Time to work on the tail tip. I knew from my sketches that it can be a bit of a bear. The part that connects to the arrowhead tip comes in two pieces while the bulk of the tail is a single piece with a single seam. Also, connecting the arrowhead to the tail is really awkward to do by machine. But I'll give it a try...!

That was kind of a bad idea. I had to do part of the sewing by hand anyways because I was too demanding of the fabric and sewing machine. If I had done the whole thing by hand, I would have had more control. But I was afraid that going backwards would damage the delicate velvet. Oh well. While kind of crooked, the tail tip looks fine from a distance.

Onto the rest of the tail!
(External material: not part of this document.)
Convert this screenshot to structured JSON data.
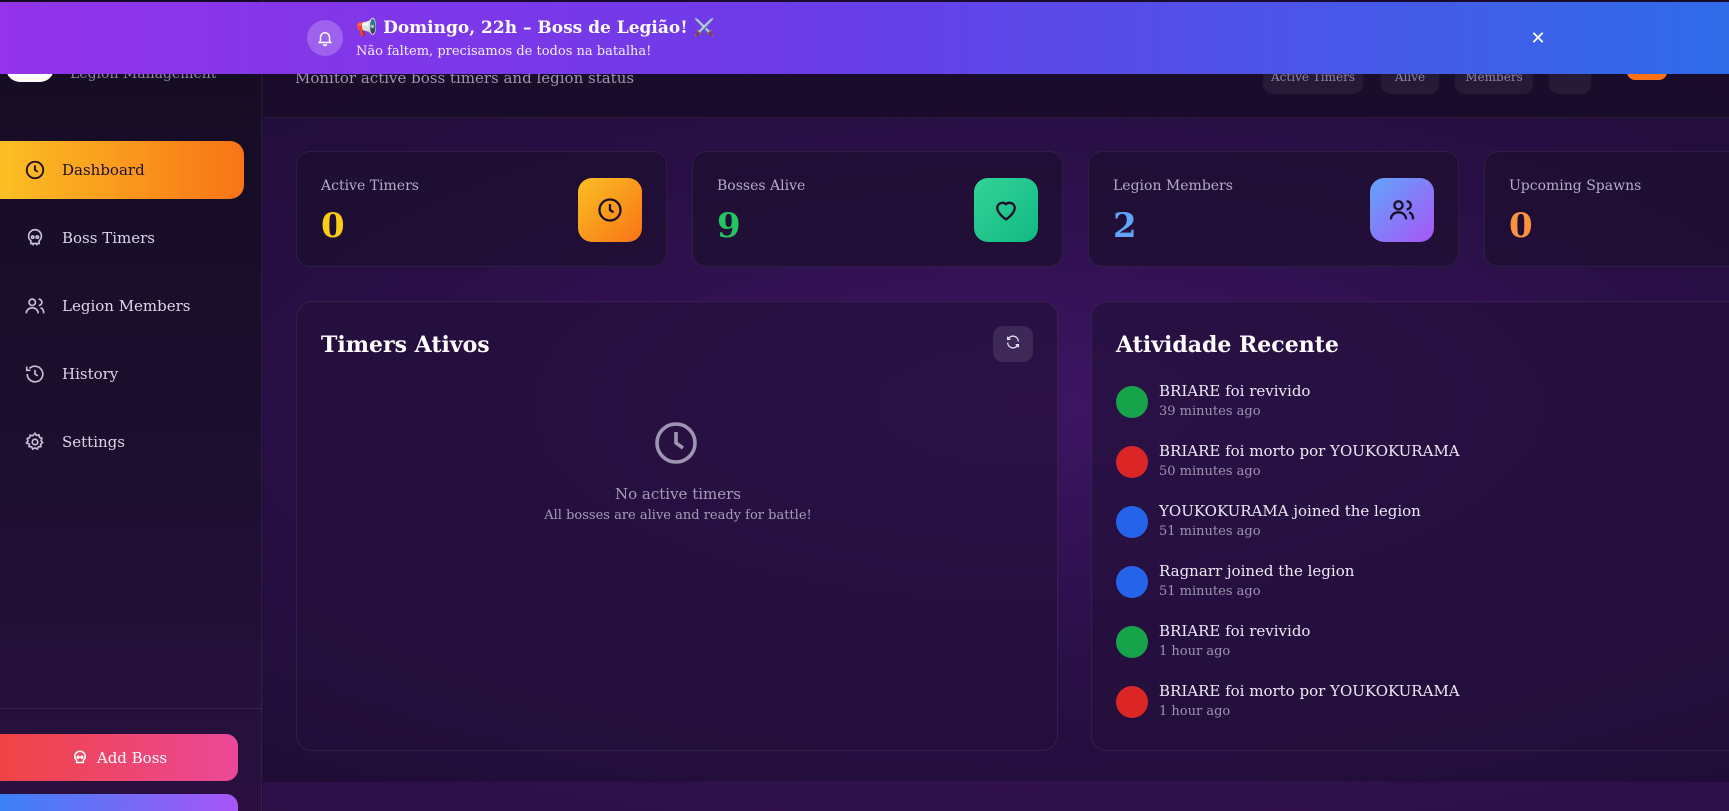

Here's a bunch of piping that have been pre-gathered. How I gather it is when I sew the piping, I use a long stitch length and mess up the tension. Then I take one of the threads and pull on it, gathering the piping.

I folded the paper pattern I made for the muslin tail into 12 even pieces to make patterns for the tail segments. Each one needs to be numbered, and they all need to face the same direction. That's because velvet is a directional fabric in that it will reflect light differently depending on how the fabric is oriented.

Sewing the tail segments to the piping...

Sewing the piped segments together...! Starting to look great!

Here's all the segments put together from behind. And I've started trimming down the seam allowance of the piping to remove some of the bulk.

Oh man. That was stupid to sew. Going through all the thickness of the piping was hard on my poor machine. And I'm also discovering that trimming down the seam allowances so much was a bad idea. The fabric is easy to fray and will tear right out of the seams. Eek...

Turning the tail inside out is kinda rough. I have to be careful not to crush the velvet too much. The smallest ring tore away from the tail, which is not the worst thing. I can reattach it later. As long as it wasn't one of the middle rings that fell off. It makes me nervous about the tail's durability. I may have to treat the seams with some fray-check to hopefully prevent them from tearing in the future.

Now to slip the tail skin onto the muslin tail. Oh it looks beautiful!

Part 2: Lower Torso and Legs